Both the eminent literature and the official global sport organisational stance suggest that athletes' attitudes are responsible for the deviant behaviour of doping [36–38]. Being overly competitive or exceedingly win-orientated is often used as a lay explanation for doping. Although gender, cultural and competitive level differences among athletes have been scrutinized since the late '80s [39, 40] the relationship between these factors and doping behaviour has not been empirically tested, except in one project. In the study by Lucidi et al.  the classic Theory of Planned Behaviour (TPB) model  provided a theoretical framework for a study among Italian adolescents, where attitude was found to be the strongest predictor for behavioural intention. The TPB model held across different levels of sport involvement and gender.
Recently, alternative theoretical models of doping have been developed [43, 44] attempting to explain the complex nature of doping.
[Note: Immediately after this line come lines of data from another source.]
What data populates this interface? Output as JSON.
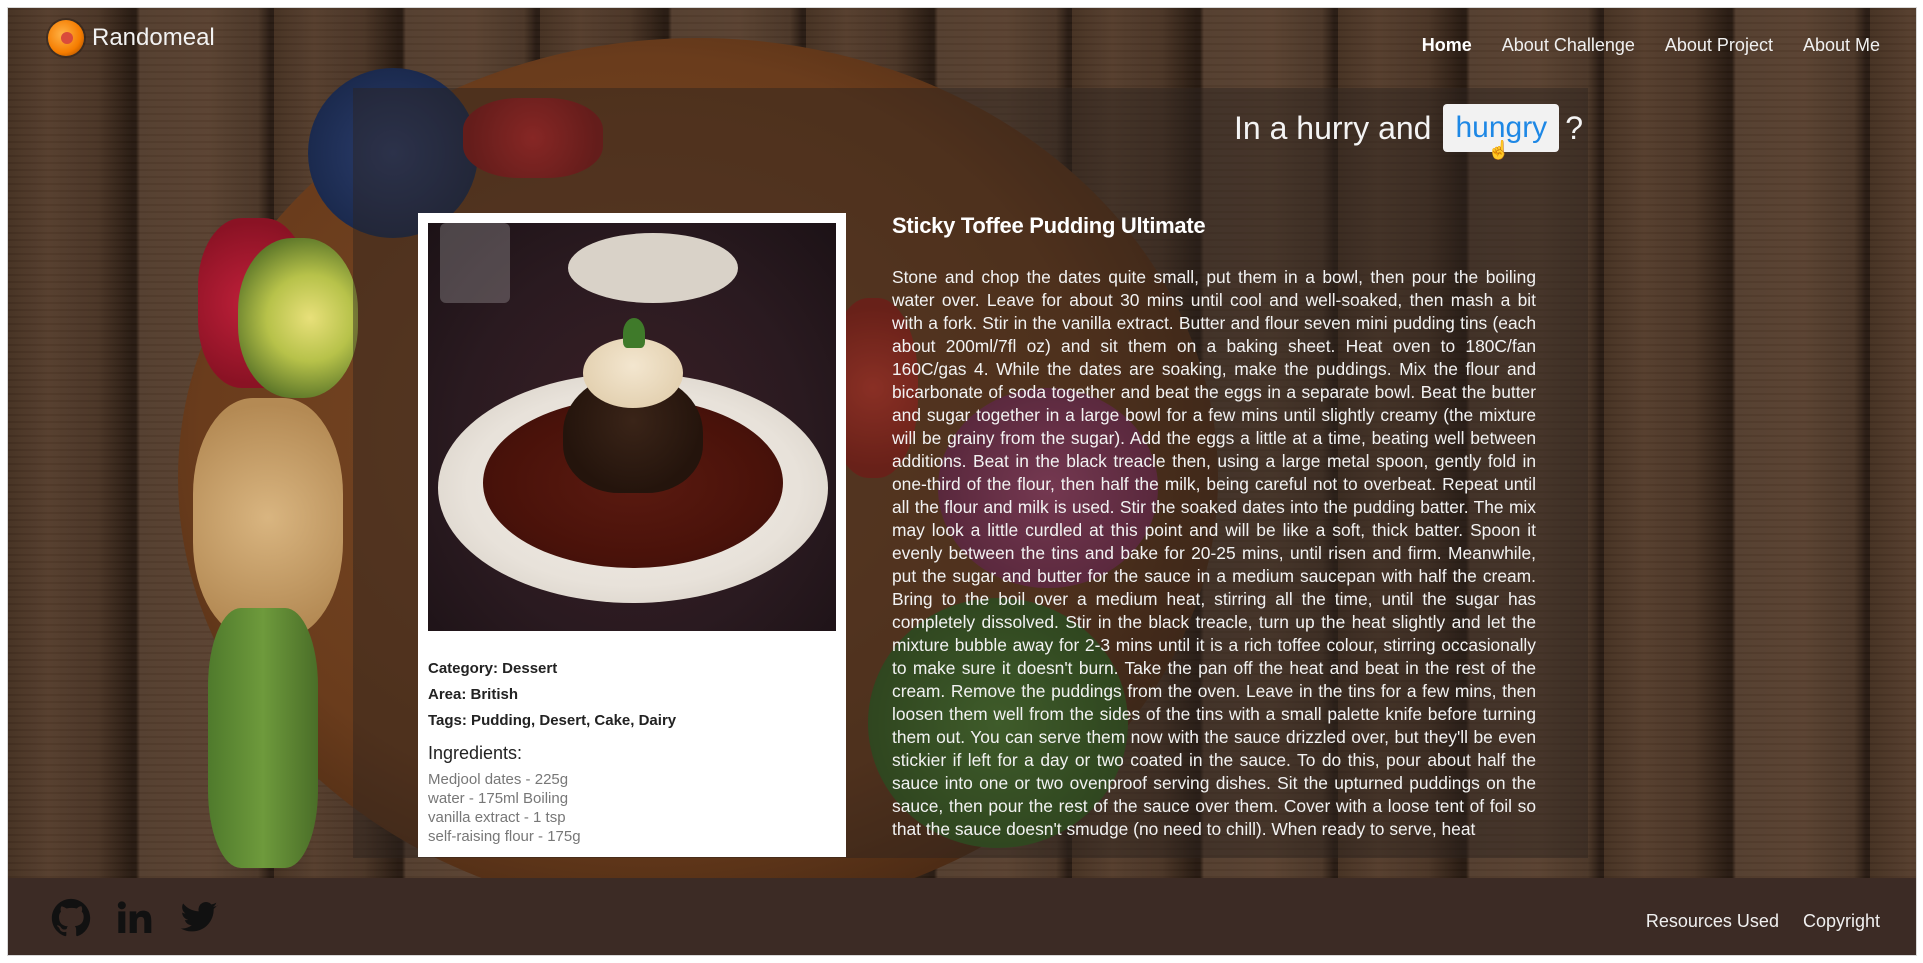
{
  "brand": {
    "name": "Randomeal",
    "logo_icon": "food-plate-logo"
  },
  "nav": {
    "items": [
      {
        "label": "Home",
        "active": true
      },
      {
        "label": "About Challenge",
        "active": false
      },
      {
        "label": "About Project",
        "active": false
      },
      {
        "label": "About Me",
        "active": false
      }
    ]
  },
  "headline": {
    "lead": "In a hurry and",
    "button_label": "hungry",
    "suffix": "?"
  },
  "recipe": {
    "title": "Sticky Toffee Pudding Ultimate",
    "category": "Category: Dessert",
    "area": "Area: British",
    "tags": "Tags: Pudding, Desert, Cake, Dairy",
    "ingredients_title": "Ingredients:",
    "ingredients": [
      "Medjool dates - 225g",
      "water - 175ml Boiling",
      "vanilla extract - 1 tsp",
      "self-raising flour - 175g"
    ],
    "instructions": "Stone and chop the dates quite small, put them in a bowl, then pour the boiling water over. Leave for about 30 mins until cool and well-soaked, then mash a bit with a fork. Stir in the vanilla extract. Butter and flour seven mini pudding tins (each about 200ml/7fl oz) and sit them on a baking sheet. Heat oven to 180C/fan 160C/gas 4. While the dates are soaking, make the puddings. Mix the flour and bicarbonate of soda together and beat the eggs in a separate bowl. Beat the butter and sugar together in a large bowl for a few mins until slightly creamy (the mixture will be grainy from the sugar). Add the eggs a little at a time, beating well between additions. Beat in the black treacle then, using a large metal spoon, gently fold in one-third of the flour, then half the milk, being careful not to overbeat. Repeat until all the flour and milk is used. Stir the soaked dates into the pudding batter. The mix may look a little curdled at this point and will be like a soft, thick batter. Spoon it evenly between the tins and bake for 20-25 mins, until risen and firm. Meanwhile, put the sugar and butter for the sauce in a medium saucepan with half the cream. Bring to the boil over a medium heat, stirring all the time, until the sugar has completely dissolved. Stir in the black treacle, turn up the heat slightly and let the mixture bubble away for 2-3 mins until it is a rich toffee colour, stirring occasionally to make sure it doesn't burn. Take the pan off the heat and beat in the rest of the cream. Remove the puddings from the oven. Leave in the tins for a few mins, then loosen them well from the sides of the tins with a small palette knife before turning them out. You can serve them now with the sauce drizzled over, but they'll be even stickier if left for a day or two coated in the sauce. To do this, pour about half the sauce into one or two ovenproof serving dishes. Sit the upturned puddings on the sauce, then pour the rest of the sauce over them. Cover with a loose tent of foil so that the sauce doesn't smudge (no need to chill). When ready to serve, heat"
  },
  "footer": {
    "social": [
      {
        "icon": "github-icon"
      },
      {
        "icon": "linkedin-icon"
      },
      {
        "icon": "twitter-icon"
      }
    ],
    "links": [
      "Resources Used",
      "Copyright"
    ]
  },
  "colors": {
    "accent": "#1e88e5",
    "footer_bg": "#3c2b25",
    "nav_text": "#f0f0f0"
  }
}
The models are based on existing general models from either health science or criminology but their application to the doping situation has not been empirically validated. The first among the few, Donovan and colleagues  used the Health Belief Model to develop a theoretical drug control model. Although it was not explicitly stated, the model also incorporates some kind of economic rationality when it considers the balance between deterrence and incentives and availability and affordability of performance enhancing substances. According to the model, athletes' doping behaviour is the ultimate function of this cost/benefit ratio, personality and morality, legitimacy of sanctioning organisation, social context (reference group) and attitude toward doping.
The Drugs in Sport Deterrence Model by Strelan and Boeckmann  also considered costs and benefits but used these concepts in a broader sense. Their model is based on Deterrence Theory used in criminology  and costs and benefits include material and social consequences, as well as individual effects, such as health concerns, guilt or even satisfaction from sport achievement. Situational factors (i.e. prevalence perception, professional status, type of drug, experience with testing, etc.) were also thought to have an effect on the final decision regarding doping use.
The common element of all three models [41, 43, 44] is that subjective norms play a seemingly important role in doping behaviour. As it is evidenced in a recent, WADA Social Science research funded extensive literature review , published research into doping attitude is dominantly descriptive and with a few exceptions, it falls short on theoretical underpinning or on establishing causal relationships between attitudes and behaviour. The major achievement of the existing doping models is that they draw attention to the complexity of the doping problem. Many of them touched upon attitudes and many other perhaps important factors contribution to doping but their claims have not been supported with empirical evidence.
Therefore, the intention of this study was to to fill this gap and to explore the relationship between doping behaviour and sport achievement orientation by expanding the traditional one-step attitude – behaviour models (e.g. Theory of Reasoned Action, Theory of Planned Behaviour) and collecting and analyzing data regarding athletes' sport achievement orientation, doping orientation and behaviour. The traditional one-step behavioural models [42, 47] assume that the behaviour in question is the ultimate end and considers antecedents, such as beliefs, attitudes, subjective norms and perceived behavioural control regarding the particular behaviour. Research into athletes' motivation and reasons for doping use reveal an important factor that has been prominent in game theory models  but overlooked in the existing doping behaviour models [43, 44]: that doping behaviour is not the ultimate end but rather a means to an end [10, 48, 49]. It can be argued whether the ultimate end is winning or achieving a specific sport related goal (i.e. breaking a record); and it may vary from athlete to athlete. Nevertheless, if doping is a tool to achieve an end-goal, then models of doping should include attitudes or orientations toward the specific target end, in addition to attitudes toward the 'tool' itself.